To celebrate National poetry month, the music educator in me wanted to share how poetry and music go hand in hand. I love using poetry to teach music, because there are so many similar characteristics between them. There is truly nothing I love more than forming connections between music and other subjects.
Poetry and music both have…
Rhythms and tempo
When you read a piece of music, there are many notes to be played with several different rhythms. If these notes are not played using the correct rhythms and with a steady beat, it will sound like a mess. A perfect example of this is a rap. The rapper says their rhyme using a steady beat and with repetition. If the rapper doesn’t speak the rap using correct rhythm and tempo, it will not sound put together and will have no fluidity. If you’ve ever gone to a live poetry reading, can you imagine if the person reading the poem went fast, then slow, then stopped, then restarted, then went fast again? It would sound kind of awkward and uninteresting. Great poems, just like great music, should be read using rhythm and the tempo that was chosen should be used throughout with only subtle fluctuations.
Listen to a child who is just learning how to read and they will more than likely be very monotone. Listen to a child who is in beginning band, and they will probably play at one dynamic level. Once the child gets older and better at their craft, they will start reading and playing music with more heart and expression. They will begin making their reading and playing come to life by using louds, softs, and silences. Then, it becomes an emotional experience for the audience who is listening in.
How to make a poem musical for kids…
Bonefish, bluebird, sheep and flea.
Chickadee, doodlebug, robins in a tree.
Fly in the cream jar, frog in the pool.
Clap for all the children here at school.
This is one of my favorite poems to teach to kids. I like it because it is short enough to memorize, yet there is plenty of music to be made from it.
Here’s how I would teach this poem to make it musical…
- Pat the steady beat while reading the poem.
- Clap the rhythm of the words (which basically means to clap each sound.)

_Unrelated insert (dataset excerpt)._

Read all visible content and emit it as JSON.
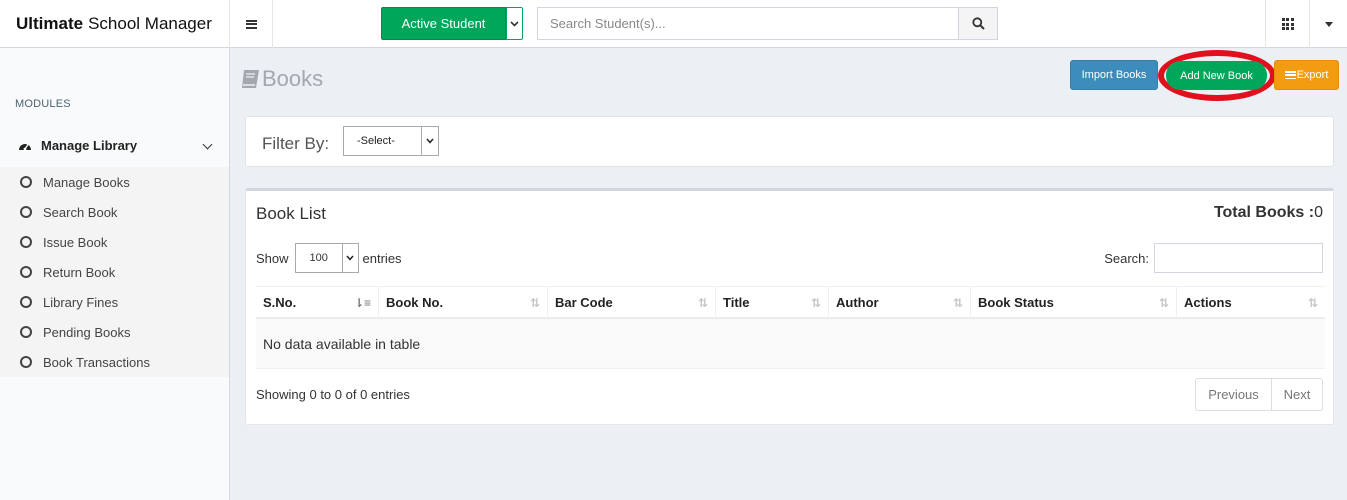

- Make each line a different dynamics level. For instance, the first line can be soft (p), second line a little louder (mp), third line even louder (mf), and the last line loud (f).
- Assign a different movement to each line while still saying the dynamics levels that you created. For the first line, you could squat, then bend at the waist, then stand, then stand on your toes with your arms in the air.

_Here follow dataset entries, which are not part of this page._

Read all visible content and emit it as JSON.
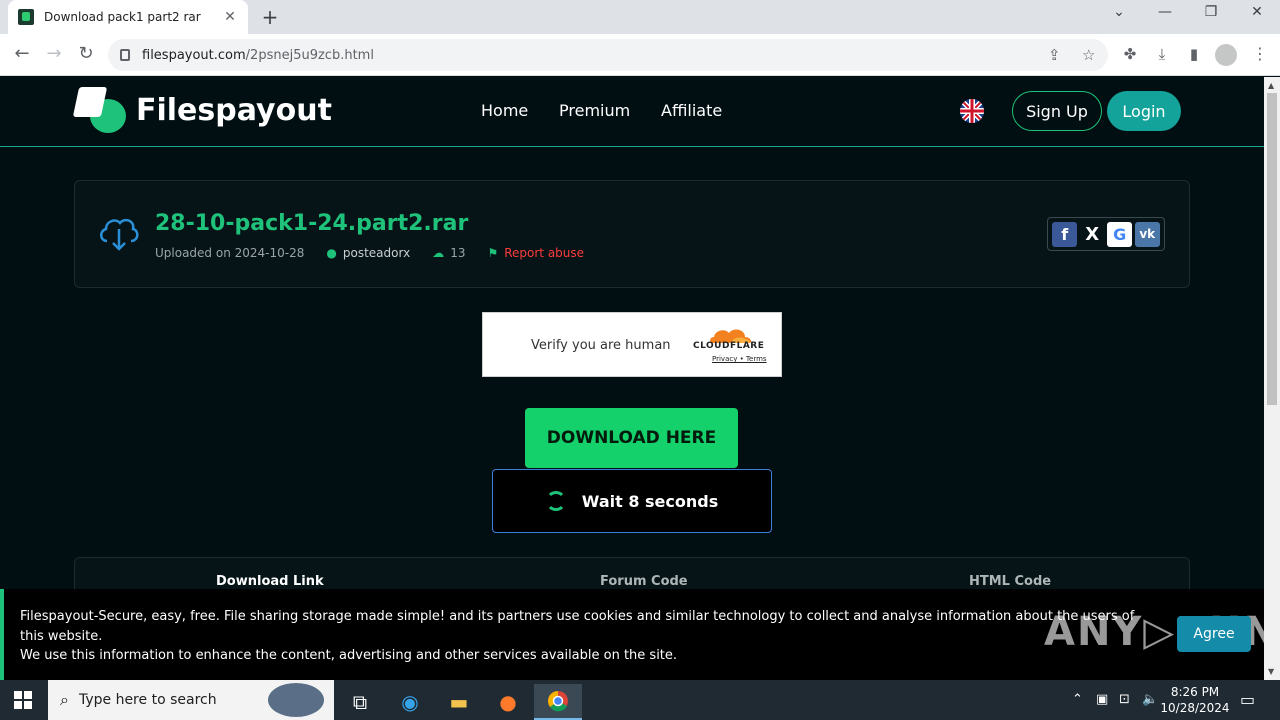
{
  "browser": {
    "tab_title": "Download pack1 part2 rar",
    "tab_close": "✕",
    "new_tab": "+",
    "url_domain": "filespayout.com",
    "url_path": "/2psnej5u9zcb.html",
    "window_controls": [
      "⌄",
      "—",
      "❐",
      "✕"
    ]
  },
  "site": {
    "brand": "Filespayout",
    "nav": [
      "Home",
      "Premium",
      "Affiliate"
    ],
    "signup": "Sign Up",
    "login": "Login"
  },
  "file": {
    "name": "28-10-pack1-24.part2.rar",
    "uploaded": "Uploaded on 2024-10-28",
    "user": "posteadorx",
    "downloads": "13",
    "report": "Report abuse",
    "share": [
      "f",
      "X",
      "G",
      "vk"
    ]
  },
  "captcha": {
    "label": "Verify you are human",
    "brand": "CLOUDFLARE",
    "links": "Privacy • Terms"
  },
  "download": {
    "button": "DOWNLOAD HERE",
    "wait": "Wait 8 seconds"
  },
  "panel_tabs": [
    "Download Link",
    "Forum Code",
    "HTML Code"
  ],
  "cookie": {
    "line1": "Filespayout-Secure, easy, free. File sharing storage made simple! and its partners use cookies and similar technology to collect and analyse information about the users of this website.",
    "line2": "We use this information to enhance the content, advertising and other services available on the site.",
    "agree": "Agree",
    "watermark": "ANY▷RUN"
  },
  "taskbar": {
    "search_placeholder": "Type here to search",
    "time": "8:26 PM",
    "date": "10/28/2024"
  }
}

- Add rhythm instruments to play the beat and rhythm that you used body percussion to perform at the beginning of the lesson.
What are you favorite poems and how do you like to make them musical? How do you celebrate National poetry month?
If you are a parent, student, or teacher who wants to learn more about music, connect with other musicians, or wants to post their latest videos of what they’ve been working on, I would love for you to join my Facebook group Music Education Connection. Collaborate, learn from each other, and grow new friendships. This is a place to receive encouragement, positive feedback, and to ask questions.